Work required => Please say how many lines below include the word "Community", with nothing beyond the number.

Start of Provided data

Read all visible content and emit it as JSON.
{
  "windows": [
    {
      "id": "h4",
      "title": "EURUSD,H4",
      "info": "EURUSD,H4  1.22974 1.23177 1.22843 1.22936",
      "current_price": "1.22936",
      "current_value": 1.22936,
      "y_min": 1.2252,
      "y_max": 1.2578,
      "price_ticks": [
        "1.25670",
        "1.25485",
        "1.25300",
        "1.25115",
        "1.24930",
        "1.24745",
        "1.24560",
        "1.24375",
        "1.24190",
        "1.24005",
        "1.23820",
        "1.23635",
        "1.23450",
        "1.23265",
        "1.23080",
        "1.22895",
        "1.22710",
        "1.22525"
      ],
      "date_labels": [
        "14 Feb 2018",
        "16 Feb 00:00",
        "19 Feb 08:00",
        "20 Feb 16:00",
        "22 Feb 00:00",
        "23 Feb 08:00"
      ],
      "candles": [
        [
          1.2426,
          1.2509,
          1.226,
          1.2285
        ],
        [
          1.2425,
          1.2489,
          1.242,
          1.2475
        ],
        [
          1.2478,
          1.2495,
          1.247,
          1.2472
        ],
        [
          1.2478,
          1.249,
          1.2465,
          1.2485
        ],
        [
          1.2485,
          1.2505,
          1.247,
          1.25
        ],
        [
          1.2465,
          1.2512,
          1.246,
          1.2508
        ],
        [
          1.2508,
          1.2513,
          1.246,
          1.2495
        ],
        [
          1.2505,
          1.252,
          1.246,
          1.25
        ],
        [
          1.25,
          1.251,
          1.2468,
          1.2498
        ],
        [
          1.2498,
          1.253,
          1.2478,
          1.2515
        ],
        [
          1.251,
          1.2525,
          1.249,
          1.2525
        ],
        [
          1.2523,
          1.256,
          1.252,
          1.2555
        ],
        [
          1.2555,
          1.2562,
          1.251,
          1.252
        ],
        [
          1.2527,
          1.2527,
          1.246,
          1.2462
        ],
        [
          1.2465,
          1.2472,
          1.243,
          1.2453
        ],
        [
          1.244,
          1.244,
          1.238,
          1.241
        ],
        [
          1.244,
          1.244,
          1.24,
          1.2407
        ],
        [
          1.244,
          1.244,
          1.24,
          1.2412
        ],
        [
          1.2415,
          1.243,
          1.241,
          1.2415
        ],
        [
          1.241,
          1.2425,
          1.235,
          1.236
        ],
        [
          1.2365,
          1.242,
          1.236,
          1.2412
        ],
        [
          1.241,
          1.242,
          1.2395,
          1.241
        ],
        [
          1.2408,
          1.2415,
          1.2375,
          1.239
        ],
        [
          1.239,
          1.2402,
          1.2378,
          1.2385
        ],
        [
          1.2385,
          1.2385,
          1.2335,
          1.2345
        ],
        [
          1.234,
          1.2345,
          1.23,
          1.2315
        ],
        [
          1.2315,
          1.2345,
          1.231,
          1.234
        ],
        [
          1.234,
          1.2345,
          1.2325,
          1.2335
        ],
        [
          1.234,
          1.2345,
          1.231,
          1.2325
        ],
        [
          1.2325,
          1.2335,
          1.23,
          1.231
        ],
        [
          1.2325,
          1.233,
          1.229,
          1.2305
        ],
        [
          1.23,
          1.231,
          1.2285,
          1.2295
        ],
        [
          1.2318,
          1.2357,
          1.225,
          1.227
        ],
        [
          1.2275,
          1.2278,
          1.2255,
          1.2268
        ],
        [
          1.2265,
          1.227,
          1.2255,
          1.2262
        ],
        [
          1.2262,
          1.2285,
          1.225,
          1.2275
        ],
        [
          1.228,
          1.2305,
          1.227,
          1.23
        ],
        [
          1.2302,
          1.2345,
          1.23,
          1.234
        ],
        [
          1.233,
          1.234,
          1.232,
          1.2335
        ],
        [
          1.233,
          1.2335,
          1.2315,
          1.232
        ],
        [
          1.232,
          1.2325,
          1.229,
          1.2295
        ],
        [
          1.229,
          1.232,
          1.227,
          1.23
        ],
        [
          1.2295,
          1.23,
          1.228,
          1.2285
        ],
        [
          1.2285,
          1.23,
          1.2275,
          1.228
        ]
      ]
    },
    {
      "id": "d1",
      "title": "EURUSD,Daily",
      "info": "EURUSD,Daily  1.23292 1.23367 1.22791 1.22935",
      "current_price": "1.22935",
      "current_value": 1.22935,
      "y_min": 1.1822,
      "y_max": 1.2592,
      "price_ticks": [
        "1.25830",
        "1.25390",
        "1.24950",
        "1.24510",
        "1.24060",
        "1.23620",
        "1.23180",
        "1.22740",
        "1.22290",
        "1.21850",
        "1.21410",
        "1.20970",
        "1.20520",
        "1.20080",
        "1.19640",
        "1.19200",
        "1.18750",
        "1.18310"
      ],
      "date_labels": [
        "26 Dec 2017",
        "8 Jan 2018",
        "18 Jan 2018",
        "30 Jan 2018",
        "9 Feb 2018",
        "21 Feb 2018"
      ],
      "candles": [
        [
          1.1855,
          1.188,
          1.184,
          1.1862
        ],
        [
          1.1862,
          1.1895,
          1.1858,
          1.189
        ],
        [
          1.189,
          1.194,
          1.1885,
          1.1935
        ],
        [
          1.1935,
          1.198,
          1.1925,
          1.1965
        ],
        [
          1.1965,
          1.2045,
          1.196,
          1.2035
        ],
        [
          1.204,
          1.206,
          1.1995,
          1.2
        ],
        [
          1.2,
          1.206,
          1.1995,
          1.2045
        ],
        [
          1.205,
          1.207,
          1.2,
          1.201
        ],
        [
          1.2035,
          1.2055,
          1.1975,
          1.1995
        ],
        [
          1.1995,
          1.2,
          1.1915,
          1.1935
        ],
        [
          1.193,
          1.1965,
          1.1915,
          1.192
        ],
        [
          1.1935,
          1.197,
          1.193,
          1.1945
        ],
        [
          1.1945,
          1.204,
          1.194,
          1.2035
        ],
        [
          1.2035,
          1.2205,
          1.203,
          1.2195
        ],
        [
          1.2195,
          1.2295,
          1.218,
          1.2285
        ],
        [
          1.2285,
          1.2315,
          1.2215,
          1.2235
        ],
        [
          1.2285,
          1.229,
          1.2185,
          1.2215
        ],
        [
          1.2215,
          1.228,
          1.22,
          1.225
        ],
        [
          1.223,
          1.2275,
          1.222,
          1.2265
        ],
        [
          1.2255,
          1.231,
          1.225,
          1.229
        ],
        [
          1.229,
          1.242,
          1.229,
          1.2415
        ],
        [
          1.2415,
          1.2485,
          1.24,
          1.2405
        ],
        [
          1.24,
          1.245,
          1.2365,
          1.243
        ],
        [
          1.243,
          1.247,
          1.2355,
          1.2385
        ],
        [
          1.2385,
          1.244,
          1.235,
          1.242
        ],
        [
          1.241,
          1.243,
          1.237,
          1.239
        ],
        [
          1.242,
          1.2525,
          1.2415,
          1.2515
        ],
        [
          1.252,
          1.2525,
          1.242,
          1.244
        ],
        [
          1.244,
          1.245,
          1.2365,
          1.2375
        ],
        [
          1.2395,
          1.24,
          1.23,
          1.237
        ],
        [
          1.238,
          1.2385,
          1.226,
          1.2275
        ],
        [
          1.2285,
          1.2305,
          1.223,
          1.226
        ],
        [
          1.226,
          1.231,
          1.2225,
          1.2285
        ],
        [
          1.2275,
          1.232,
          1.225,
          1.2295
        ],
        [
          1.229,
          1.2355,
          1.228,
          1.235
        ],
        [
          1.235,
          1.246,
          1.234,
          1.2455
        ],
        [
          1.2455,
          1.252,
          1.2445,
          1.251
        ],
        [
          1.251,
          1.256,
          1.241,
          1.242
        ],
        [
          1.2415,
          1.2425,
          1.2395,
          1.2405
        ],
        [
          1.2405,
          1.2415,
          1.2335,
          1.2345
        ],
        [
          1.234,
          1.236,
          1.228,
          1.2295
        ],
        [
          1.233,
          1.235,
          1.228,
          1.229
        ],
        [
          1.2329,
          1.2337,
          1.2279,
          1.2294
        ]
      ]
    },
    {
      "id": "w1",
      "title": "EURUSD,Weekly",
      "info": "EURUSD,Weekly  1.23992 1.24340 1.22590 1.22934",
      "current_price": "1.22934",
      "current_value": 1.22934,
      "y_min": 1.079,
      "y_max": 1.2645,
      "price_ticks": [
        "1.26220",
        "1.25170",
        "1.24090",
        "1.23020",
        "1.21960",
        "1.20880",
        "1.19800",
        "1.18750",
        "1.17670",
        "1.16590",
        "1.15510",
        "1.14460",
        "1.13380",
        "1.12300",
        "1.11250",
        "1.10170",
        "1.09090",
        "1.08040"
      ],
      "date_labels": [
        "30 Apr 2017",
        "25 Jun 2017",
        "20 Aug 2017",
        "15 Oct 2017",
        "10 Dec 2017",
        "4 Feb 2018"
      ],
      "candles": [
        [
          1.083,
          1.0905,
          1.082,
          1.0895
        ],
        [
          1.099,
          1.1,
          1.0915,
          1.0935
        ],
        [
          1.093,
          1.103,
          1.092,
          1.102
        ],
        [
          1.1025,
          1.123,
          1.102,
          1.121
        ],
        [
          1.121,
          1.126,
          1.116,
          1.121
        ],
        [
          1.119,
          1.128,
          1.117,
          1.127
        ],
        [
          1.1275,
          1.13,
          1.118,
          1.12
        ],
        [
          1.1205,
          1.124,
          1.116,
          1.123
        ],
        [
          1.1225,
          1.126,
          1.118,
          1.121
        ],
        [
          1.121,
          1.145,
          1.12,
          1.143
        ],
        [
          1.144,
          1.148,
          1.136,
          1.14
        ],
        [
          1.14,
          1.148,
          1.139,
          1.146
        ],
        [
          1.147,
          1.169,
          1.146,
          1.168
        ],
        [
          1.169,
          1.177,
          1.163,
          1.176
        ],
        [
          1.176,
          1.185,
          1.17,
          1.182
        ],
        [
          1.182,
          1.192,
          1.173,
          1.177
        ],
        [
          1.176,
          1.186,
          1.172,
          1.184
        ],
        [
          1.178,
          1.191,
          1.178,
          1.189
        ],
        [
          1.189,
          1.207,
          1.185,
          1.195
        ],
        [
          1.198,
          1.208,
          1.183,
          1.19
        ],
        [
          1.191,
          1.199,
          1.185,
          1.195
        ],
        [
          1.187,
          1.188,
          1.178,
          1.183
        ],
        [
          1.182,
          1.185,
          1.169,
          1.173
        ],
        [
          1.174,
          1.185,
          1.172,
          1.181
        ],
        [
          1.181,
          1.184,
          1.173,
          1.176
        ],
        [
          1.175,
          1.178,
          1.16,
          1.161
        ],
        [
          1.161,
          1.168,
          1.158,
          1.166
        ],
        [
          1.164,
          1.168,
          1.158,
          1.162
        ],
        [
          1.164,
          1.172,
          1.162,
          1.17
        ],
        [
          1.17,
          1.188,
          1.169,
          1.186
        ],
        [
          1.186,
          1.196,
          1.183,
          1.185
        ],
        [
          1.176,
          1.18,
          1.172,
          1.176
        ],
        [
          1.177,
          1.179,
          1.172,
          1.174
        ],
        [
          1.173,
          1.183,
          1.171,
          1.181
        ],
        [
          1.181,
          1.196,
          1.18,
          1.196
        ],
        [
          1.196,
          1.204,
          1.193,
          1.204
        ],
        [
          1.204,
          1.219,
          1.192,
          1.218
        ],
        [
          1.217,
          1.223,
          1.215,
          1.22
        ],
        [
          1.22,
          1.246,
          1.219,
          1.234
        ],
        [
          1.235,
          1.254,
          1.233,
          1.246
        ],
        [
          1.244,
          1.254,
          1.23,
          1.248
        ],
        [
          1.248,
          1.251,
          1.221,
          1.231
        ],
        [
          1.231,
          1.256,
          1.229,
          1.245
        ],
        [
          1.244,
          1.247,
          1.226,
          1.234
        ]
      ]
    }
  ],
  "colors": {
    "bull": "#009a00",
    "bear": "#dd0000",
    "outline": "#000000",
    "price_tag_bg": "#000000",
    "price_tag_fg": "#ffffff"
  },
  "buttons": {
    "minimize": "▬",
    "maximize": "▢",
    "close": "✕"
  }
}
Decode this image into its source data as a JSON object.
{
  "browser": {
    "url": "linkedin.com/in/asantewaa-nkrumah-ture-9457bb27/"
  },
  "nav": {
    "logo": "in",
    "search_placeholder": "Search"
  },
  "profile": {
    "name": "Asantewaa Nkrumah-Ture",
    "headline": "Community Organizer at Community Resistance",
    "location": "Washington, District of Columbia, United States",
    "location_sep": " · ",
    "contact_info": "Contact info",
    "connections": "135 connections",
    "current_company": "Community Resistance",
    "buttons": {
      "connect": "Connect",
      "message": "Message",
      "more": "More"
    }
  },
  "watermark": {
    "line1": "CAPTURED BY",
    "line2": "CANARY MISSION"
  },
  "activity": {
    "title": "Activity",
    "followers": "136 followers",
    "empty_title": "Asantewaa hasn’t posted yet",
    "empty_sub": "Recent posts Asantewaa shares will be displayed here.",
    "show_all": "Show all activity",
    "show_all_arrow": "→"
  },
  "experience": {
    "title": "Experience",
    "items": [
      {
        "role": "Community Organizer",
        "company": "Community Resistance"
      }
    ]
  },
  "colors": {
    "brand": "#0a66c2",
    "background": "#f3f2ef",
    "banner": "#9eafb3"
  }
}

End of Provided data

Solution to the exercise => 4